In this seminar, Meg Wheatley will detail the work of sane leaders and offer simple practices for developing and strengthening these Islands of Sanity. Four Warriors will contribute their insights from working in a diverse range of roles and organizations:
- A team leader for Operations Performance in a large multi-national corporation that resists the need for profound changes.
- A leader of a community non-profit responding to the ever-growing complexity of issues that beset any community, including leadership development, diversity and inclusion, economic issues, systems thinking, polarization and conflict.
- An Associate Director in a global sustainability non-profit whose work combines futures, systemic and regenerative practices to catalyze collaborative and ambitious action on critical issues for the future, even as the future becomes more uncertain.

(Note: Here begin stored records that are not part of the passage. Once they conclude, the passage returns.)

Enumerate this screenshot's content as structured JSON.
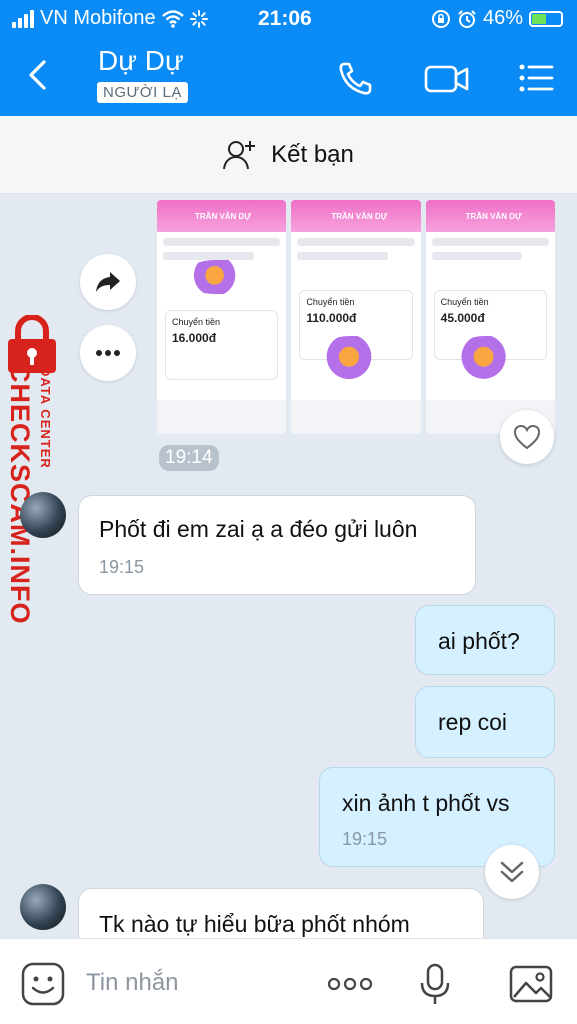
{
  "status_bar": {
    "carrier": "VN Mobifone",
    "time": "21:06",
    "battery": "46%"
  },
  "header": {
    "contact_name": "Dự Dự",
    "contact_tag": "NGƯỜI LẠ"
  },
  "friend_bar": {
    "label": "Kết bạn"
  },
  "image_message": {
    "time": "19:14",
    "thumbnails": [
      {
        "name": "TRẦN VĂN DỰ",
        "title": "Chuyển tiền",
        "amount": "16.000đ"
      },
      {
        "name": "TRẦN VĂN DỰ",
        "title": "Chuyển tiền",
        "amount": "110.000đ"
      },
      {
        "name": "TRẦN VĂN DỰ",
        "title": "Chuyển tiền",
        "amount": "45.000đ"
      }
    ]
  },
  "watermark": {
    "brand": "CHECKSCAM.INFO",
    "subtitle": "DATA CENTER"
  },
  "messages": [
    {
      "direction": "in",
      "text": "Phốt đi em zai ạ a đéo gửi luôn",
      "time": "19:15"
    },
    {
      "direction": "out",
      "text": "ai phốt?"
    },
    {
      "direction": "out",
      "text": "rep coi"
    },
    {
      "direction": "out",
      "text": "xin ảnh t phốt vs",
      "time": "19:15"
    },
    {
      "direction": "in",
      "text": "Tk nào tự hiểu bữa phốt nhóm"
    }
  ],
  "composer": {
    "placeholder": "Tin nhắn"
  },
  "colors": {
    "header": "#0a8bf5",
    "outgoing_bubble": "#d5f0ff",
    "incoming_bubble": "#ffffff",
    "chat_bg": "#e2e9f1",
    "watermark": "#d8231c"
  }
}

- An executive coach and consultant focusing leaders on their inner work as the means to do their outer work rather than the traditional issues of career success.
Friday, June 18th
What Do We Say To Our Children:
Responding To Their Despair, Confusion, Denial
A young woman was recounting a situation that had filled her with despair when suddenly she raised her arms to push away the adults who were moving in to comfort her. She exclaimed: You don’t need to help me. You just need to listen to me.
In our homes, in classrooms, in hospital emergency rooms we are witnessing the impacts of this fearful and uncertain time on our children, whatever their age. Among teen-agers, the pandemic has escalated a growing mental health crisis: the rise in suicides. Can they find meaning and purpose in a culture that bombards them with narcissism, consumerism, and escape mechanisms? For those in college or entering the workforce, the future has closed down: good jobs are few and far between, economic uncertainty predominates, and the pandemic has forced them back home. Some withdraw in anger, cynicism and depression; some deny reality and depend on illusory hopes; some pursue extreme levels of self-satisfaction; a few search for ways to contribute, to stop the obvious destruction of planet and people. And our little ones pick up the stress of their parents, becoming anxious, having trouble sleeping, while a few feel great sorrow for species they love who face extinction, such as polar bears, bees, and butterflies.
In this seminar, two Warriors will present their pioneering efforts:
- From a passionate and skilled international educator who works with young teens (ages 12-15) to train them as Warriors for the Human Spirit. Honoring their need to contribute, and believing in their future capacity to lead, this program trains young people to identify needs in their community, to understand system’s complexity, to work as a team, and to experiment with actions that can make a difference. They develop personal confidence, new skills and strong relationships as they discover meaning and purpose for their lives.
- From an ecologist, activist, educator, and parent whose work is to coach, mentor and educate parents to both honor and respond to “ecogrief,” the emotions of children as they sense what’s happening to species and places they love. She has developed practices and resources for children to connect to the Earth as a source of energy and love that can support them.
- We will also witness a conversation among Warriors who are parents and relatives of older teens and adult children. As parents, how do we encourage our children not to withdraw in denial or get lost in despair? How do we support them to find meaningful contributions? How do we offer a supportive and loving environment without our usual compulsion to fix or remedy their situation?